A Remote Office Can Boost Your Marketing Firm's Bottom Line

As the financial partner to growing marketing firms, we often find ourselves tasked with answering one all-important question.

How can marketers in today’s competitive landscape boost profit margins without sacrificing quality or employee happiness?

There’s one answer we keep coming back to: ditch the office. I know, I know!

Since the days of glamorous high-rise offices along Madison Avenue, it’s been taken as fact that the most successful agencies have fancy, physical offices. Where else can potential clients be wooed with pretty graphics and exciting sales projections?

But as the marketing world has gone digital, the necessity of a physical office location has diminished. This leaves an enormous opportunity for cost-conscious marketers to reduce expenses and, in turn, increase profitability. By how much, you ask? Depending on the size of the company, office space and related costs account for between 6% and 11% of total business expenditure.

For large companies, the savings can be enormous. Insurance goliath Aetna estimates annual savings of $78 million from its remote workforce of 14,500. Even for smaller businesses, rent can eat up a significant chunk of operating capital. Assuming that each employee requires 150 square feet of office space and an average cost of $2.75/sqft per month, a 5 person team will run your marketing firm’s rent to over $2000 per month.

That’s $24,000 per year that could be spent on acquiring more clients, boosting employee and contractor salaries, or stashed away for a rainy day. This figure is not likely to decrease anytime soon, either. In the nation’s largest metro areas like San Francisco and New York City, commercial rents are increasing by the high single digits year over year, making it more and more expensive to field a physical location.

The high cost of a physical office isn’t news to anyone who has held their nose and paid the office rent every month. The real question is...

Is Going Remote Practical?

More than just convention has kept the vast majority of businesses in a traditional, physical office location. Transitioning to a remote environment raises a host of other questions that must be addressed as well. What if employees working from home don’t actually spend their time working, but instead are distracted by all of the creature comforts of their most familiar environment?

Furthermore, what about all of the ‘creative juice’ that coworkers sharing a physical space benefit from? Will the water cooler conversations that lead to new ideas and innovative solutions disappear in a remote environment?

Research has repeatedly shown that these fears are largely overblown. One collaboration between Harvard and Stanford researchers found a 13.5% increase in productivity from remote employees compared to their on-site coworkers. That study is by no means an outlier. Major corporations like AT&T, Sun Microsystems, and Compaq reported similar findings.

The benefits of working from home aren’t just limited to productivity, either. Employees with the ability to work remotely also report lower stress levels and are less likely to change jobs.
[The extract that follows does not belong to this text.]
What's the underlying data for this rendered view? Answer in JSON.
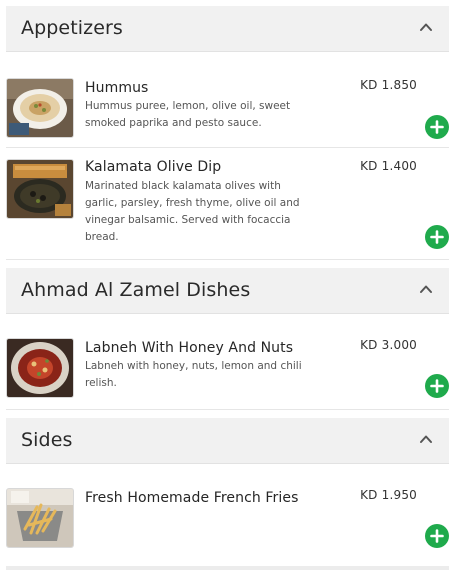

Retail giant Staples published a study that found work from home employees are both happier and healthier than their in-office colleagues.
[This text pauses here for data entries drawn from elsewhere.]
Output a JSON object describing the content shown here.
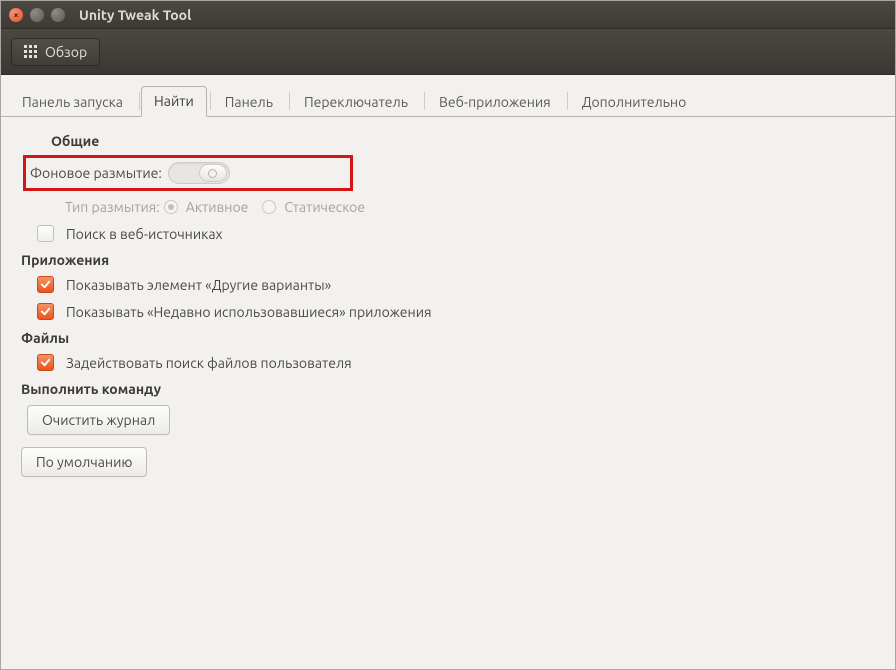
{
  "window": {
    "title": "Unity Tweak Tool"
  },
  "toolbar": {
    "overview_label": "Обзор"
  },
  "tabs": {
    "launcher": "Панель запуска",
    "search": "Найти",
    "panel": "Панель",
    "switcher": "Переключатель",
    "webapps": "Веб-приложения",
    "additional": "Дополнительно",
    "active": "search"
  },
  "sections": {
    "general": {
      "title": "Общие",
      "background_blur_label": "Фоновое размытие:",
      "blur_type_label": "Тип размытия:",
      "blur_type_active": "Активное",
      "blur_type_static": "Статическое",
      "search_web_label": "Поиск в веб-источниках"
    },
    "apps": {
      "title": "Приложения",
      "show_more_label": "Показывать элемент «Другие варианты»",
      "show_recent_label": "Показывать «Недавно использовавшиеся» приложения"
    },
    "files": {
      "title": "Файлы",
      "user_file_search_label": "Задействовать поиск файлов пользователя"
    },
    "run": {
      "title": "Выполнить команду",
      "clear_history_label": "Очистить журнал"
    }
  },
  "footer": {
    "restore_defaults_label": "По умолчанию"
  }
}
What’s the Catch?

Working from home is not a cure-all, though. The same Stanford/Harvard study mentioned earlier also found that people who work from home are less likely to be promoted than their in-office counterparts. For small businesses with only a handful of staff, this can be easier to counteract than for larger companies, where an “out of sight out of mind” mentality can affect work from home employees’ chances of promotion.

There is some credence to the water-cooler conversation question. After all, one of the greatest benefits of having smart and hard-working employees is that, when given the opportunity to collaborate, they can find and execute solutions to problems. A remote work environment can make it difficult to recreate the type of inter-team collaboration that leads to progress.

The right software stack can go a long way to recreate some of that in-office collaborative magic. Tools like Slack make it easy for coworkers to communicate more quickly and fluidly than email, while Google Hangouts and Zoom both allow for easy, one-click video conferencing at high quality. Slack even recently released an update that allows for in-app audio calling; don’t be surprised to see in-app video conferencing entering the fray sometime soon as well.

Communication platforms like these coupled with workflow management tools such as Trello, Asana or Basecamp (more on these later) can make it easy to keep remote employees working in concert.

The Bottom Line

Transitioning to an all-remote office isn’t the right decision for every company. But as technology advances and office space becomes more costly and technology gets better at facilitating remote work, it is turning into a viable option for many small businesses. This is especially true for boutique and small marketing and advertising agencies.

The productivity boost, employee happiness and retention, and dramatic cost reductions make it a proposition worth considering seriously.